See more illustrated envelopes from the American Civil War.

The Slant of Love

Language of StampsWho knew there was a language of stamps? I had heard about the language of flowers, where the Victorians wrote entire books about how to convey meaning through carefully constructed bouquets.

cupid-s-code-1However, our 19th century forebears did not stop there. In an age of rigid conduct, when even the “legs” of a piano were draped in fabric, men and women found ever more subtle ways to send messages to one another. Hence, a language of stamps.

According to an article in the Philatelic Database, “The problem of postmarking the stamps placed on various parts of the envelope finally became so great, that postal administrations of the world introduced regulations requiring the sender of mail to affix stamps in the upright corner of the envelope.”

Those new regulations mean we can no longer say “Accept my love” by lining up a stamp with the recipient’s surname or “I hate you” with right-angled postage in the top left corner.

Language-of-StampsHowever, I am baffled about what I actually am saying each month when paying credit card and utility bills. While placing a stamp where the post office instructs — upright in the top right corner — means “I desire your friendship,” a straight up and down stamp ANYWHERE on the envelope means “Goodbye sweetheart.”

I hope the gas company doesn’t take my payment the wrong way.

Read more about how angling your stamps can speak volumes.

Outside the Envelope

Story on a stampWhen mailing stories to our friends, most of us seal the words inside the envelope (though I have been known to write on the flap when a last minute thought could NOT wait until the next letter). But if you lived in Ireland last year, you could have mailed an entire 224 word story in the stamp alone.

Commissioned by the Irish Post to commemorate Dublin’s permanent title as a UNESCO City of Literature, the new stamp was based on the winning tale from a writing competition for primary and secondary school students. Eoin Moore embodied the contest’s “essence of Dublin” theme in his paean to all the lives that have helped forge the city, concluding with:

All of us who travel those arteries step on the words, actions, and lives of those who travelled them before us. The city embodies the people, and the people embody the city.”

I love that image of my stepping on the words of those that have gone before and of my leaving new paths of metaphors and similes for others to follow in the future.

Read more about the contest here.

Stamp Ball Mystery

StampBallThe mystery is not what this is.
It’s a 600-pound ball of stamps that measures 32 inches in diameter.

Nor is the mystery the number of stamps in it.
Reportedly 4,655,000 in one solid — not hollow — ball. All cancelled.
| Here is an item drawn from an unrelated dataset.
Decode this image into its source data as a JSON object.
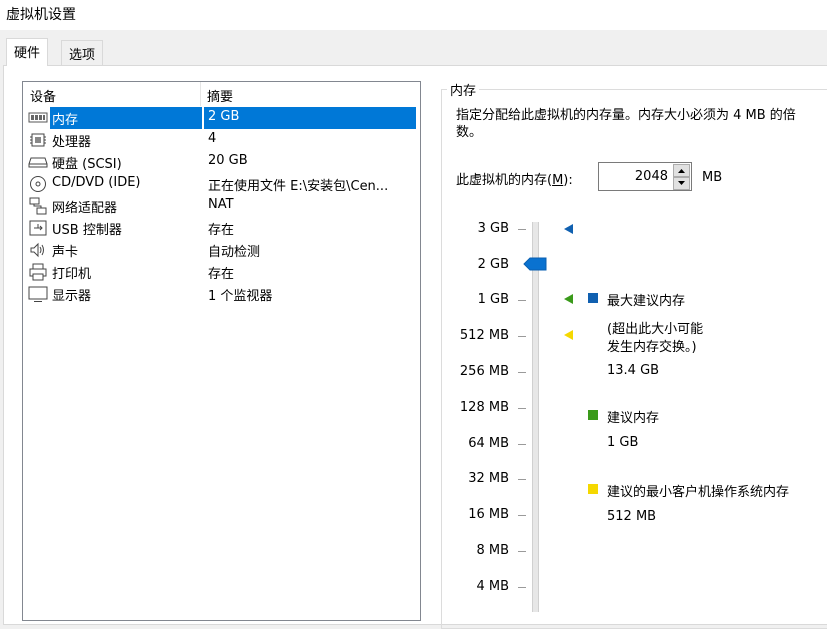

The mystery is not its location.
It’s the centerpiece of the Leon Myers Stamp Center at Boys Town in Nebraska, the child care agency founded by Father Flanagan, whom Spencer Tracy personified in a 1938 film.
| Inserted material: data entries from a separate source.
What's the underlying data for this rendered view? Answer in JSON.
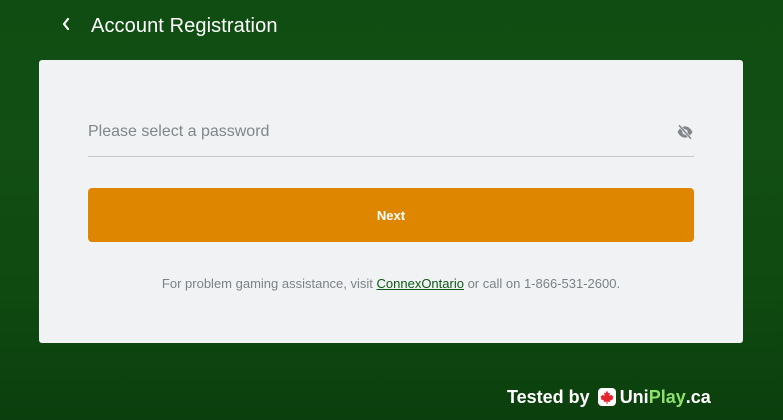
{
  "header": {
    "title": "Account Registration",
    "back_icon": "chevron-left-icon"
  },
  "form": {
    "password_placeholder": "Please select a password",
    "password_value": "",
    "visibility_icon": "eye-off-icon",
    "next_label": "Next"
  },
  "footer": {
    "help_prefix": "For problem gaming assistance, visit ",
    "help_link": "ConnexOntario",
    "help_suffix": " or call on 1-866-531-2600."
  },
  "badge": {
    "tested_by": "Tested by",
    "brand_uni": "Uni",
    "brand_play": "Play",
    "brand_tld": ".ca"
  },
  "colors": {
    "background": "#124f14",
    "card": "#f0f2f3",
    "accent": "#df8600",
    "link": "#0e5a15",
    "brand_green": "#8ee06b",
    "brand_red": "#e3262e"
  }
}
And there’s no mystery about who made it.
That would be the members of the Boys Town Stamp Collecting Club who began in 1953 and finished in 1955. Apparently, they had a lot of time for hobbies.
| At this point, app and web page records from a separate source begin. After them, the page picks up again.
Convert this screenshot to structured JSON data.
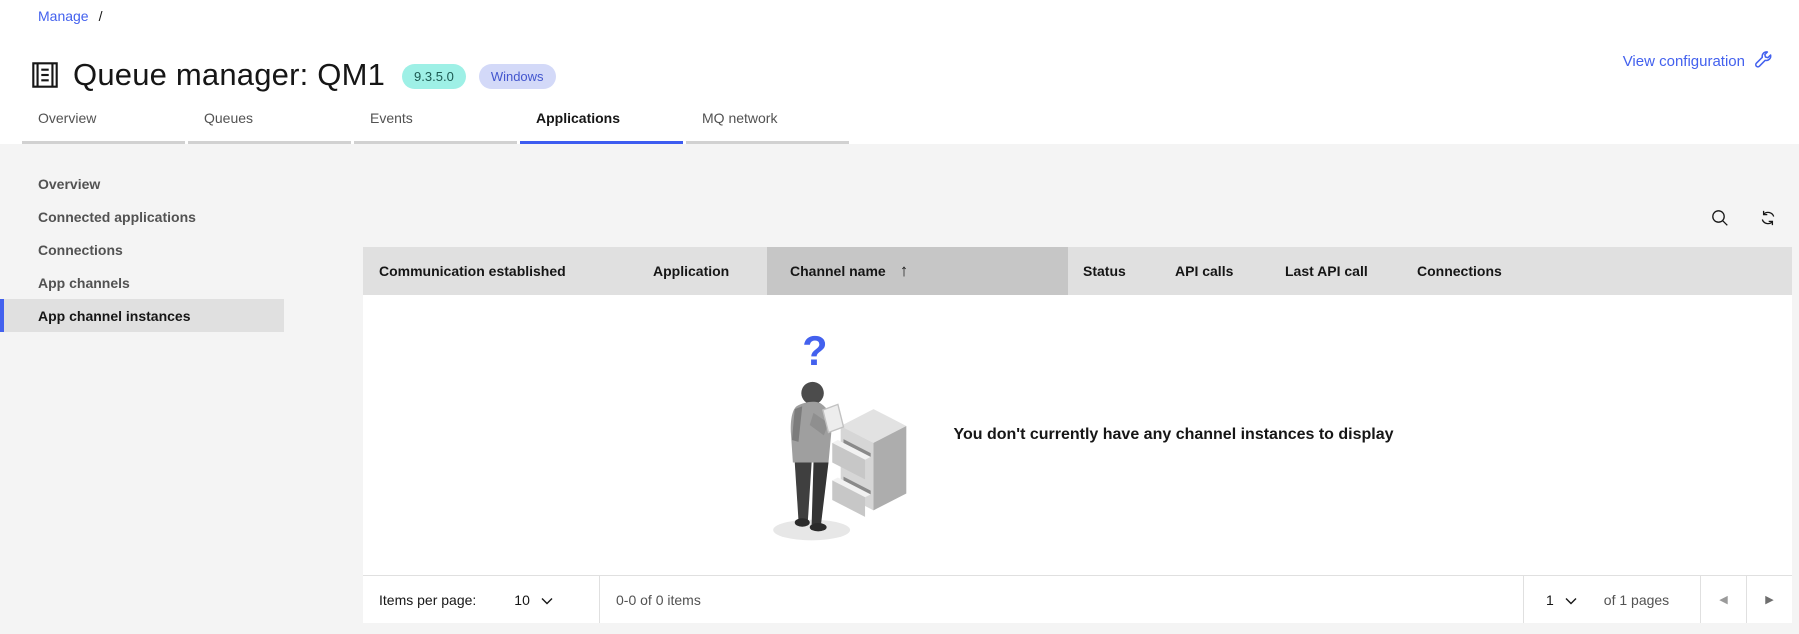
{
  "colors": {
    "accent": "#4361ee",
    "tab_underline": "#3d5cf0",
    "content_bg": "#f4f4f4",
    "table_header_bg": "#e0e0e0",
    "sorted_column_bg": "#c6c6c6",
    "selected_item_bg": "#e0e0e0",
    "version_badge_bg": "#9ef0e6",
    "version_badge_text": "#1c5a52",
    "platform_badge_bg": "#d3d9f8",
    "platform_badge_text": "#4356ce"
  },
  "breadcrumb": {
    "manage_label": "Manage",
    "separator": "/"
  },
  "header": {
    "title": "Queue manager: QM1",
    "version_badge": "9.3.5.0",
    "platform_badge": "Windows",
    "view_configuration_label": "View configuration"
  },
  "tabs": {
    "items": [
      {
        "label": "Overview"
      },
      {
        "label": "Queues"
      },
      {
        "label": "Events"
      },
      {
        "label": "Applications",
        "selected": true
      },
      {
        "label": "MQ network"
      }
    ]
  },
  "sidebar": {
    "items": [
      {
        "label": "Overview"
      },
      {
        "label": "Connected applications"
      },
      {
        "label": "Connections"
      },
      {
        "label": "App channels"
      },
      {
        "label": "App channel instances",
        "selected": true
      }
    ]
  },
  "table": {
    "columns": [
      {
        "label": "Communication established"
      },
      {
        "label": "Application"
      },
      {
        "label": "Channel name",
        "sorted": true,
        "sort_glyph": "↑"
      },
      {
        "label": "Status"
      },
      {
        "label": "API calls"
      },
      {
        "label": "Last API call"
      },
      {
        "label": "Connections"
      }
    ],
    "sort_direction": "ascending",
    "empty_state": {
      "message": "You don't currently have any channel instances to display"
    }
  },
  "pagination": {
    "items_per_page_label": "Items per page:",
    "items_per_page_value": "10",
    "range_text": "0-0 of 0 items",
    "page_value": "1",
    "of_pages_text": "of 1 pages"
  }
}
No, ultimately, the mystery for me is WHY they devoted two years to layering over four million stamps into Planet Postage. I guess it’s a more lasting result than if they had spent their time playing Parcheesi or Capture the Flag.

Linked by Mail: China & the U.S.

First Flight Cover -- round the world via Hong Kong

1937 First Flight Cover celebrating Pan Am’s new roundtrip route to China via Hong Kong

The Smithsonian National Postal Museum in Washington, D.C. has opened a fascinating new exhibit on the Pacific Exchange: China & U.S. Mail, March 6, 2014 – January 4, 2015. In both English and Mandarin the exhibit’s landing page states:

Giant Panda Stamp 1973“Using mail and stamps, Pacific Exchange brings a human scale to Chinese-U.S. relations in three areas: commerce, culture, and community. The exhibit focuses on the 1860s to the 1970s, a time of extraordinary change in China. It also explores Chinese immigration to the United States, now home to four million Chinese Americans.”

museum web page traces the history of China and America’s exchange of goods, ideas, diplomacy and stamps through the stories behind the exhibition’s envelopes and postage.